Code reviews can be a common practice for many developers: another engineer, often more experienced with the language, library, or code base being used, meets with the author-developer to read through their work, ask questions, and provide suggestions for improvement.
This process can be a positive experiment for many, but often, it can be challenging to be on the receiving end of a review. These can descend into demands for needless uniformity of style ("no! it's super-important to align your code just so") or they can create uncomfortable or harmful power dynamics between peers about whose style or ideas are "better." At their very worst, code reviews can merely provide cover for biased viewpoints or microaggressions directed toward developers who may have less power in organizations.

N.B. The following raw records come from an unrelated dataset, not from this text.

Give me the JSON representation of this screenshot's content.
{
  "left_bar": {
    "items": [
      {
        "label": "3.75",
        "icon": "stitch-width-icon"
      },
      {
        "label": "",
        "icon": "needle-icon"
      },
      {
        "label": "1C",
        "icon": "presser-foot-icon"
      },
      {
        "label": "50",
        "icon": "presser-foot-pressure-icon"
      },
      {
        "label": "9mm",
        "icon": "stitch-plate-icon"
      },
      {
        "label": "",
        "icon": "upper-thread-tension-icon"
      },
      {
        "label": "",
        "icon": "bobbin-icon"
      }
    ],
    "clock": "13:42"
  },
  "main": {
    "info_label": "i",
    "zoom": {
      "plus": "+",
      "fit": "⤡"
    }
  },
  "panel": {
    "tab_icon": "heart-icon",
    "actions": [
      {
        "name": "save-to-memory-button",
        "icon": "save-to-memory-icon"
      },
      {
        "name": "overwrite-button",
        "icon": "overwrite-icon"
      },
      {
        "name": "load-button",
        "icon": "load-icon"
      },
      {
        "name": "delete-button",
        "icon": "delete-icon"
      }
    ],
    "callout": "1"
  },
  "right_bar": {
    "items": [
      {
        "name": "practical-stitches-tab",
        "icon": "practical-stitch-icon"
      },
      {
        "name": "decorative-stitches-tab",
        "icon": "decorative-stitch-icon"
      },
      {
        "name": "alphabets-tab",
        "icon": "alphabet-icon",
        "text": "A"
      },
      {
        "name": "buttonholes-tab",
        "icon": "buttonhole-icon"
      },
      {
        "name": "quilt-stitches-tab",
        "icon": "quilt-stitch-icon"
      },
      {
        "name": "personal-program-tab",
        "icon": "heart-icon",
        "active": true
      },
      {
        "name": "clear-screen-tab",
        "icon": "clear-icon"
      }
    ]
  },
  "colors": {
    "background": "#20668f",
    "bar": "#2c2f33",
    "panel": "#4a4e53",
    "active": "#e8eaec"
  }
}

While we recognize that not all parts of this practice are always helpful, we do encourage a lot of code reviews for our students here at Rithm. We think that, especially for newer developers in a class, these can provide useful feedback and lessons that can be difficult to get from lectures or books, and can also be hard to notice just from reading other code.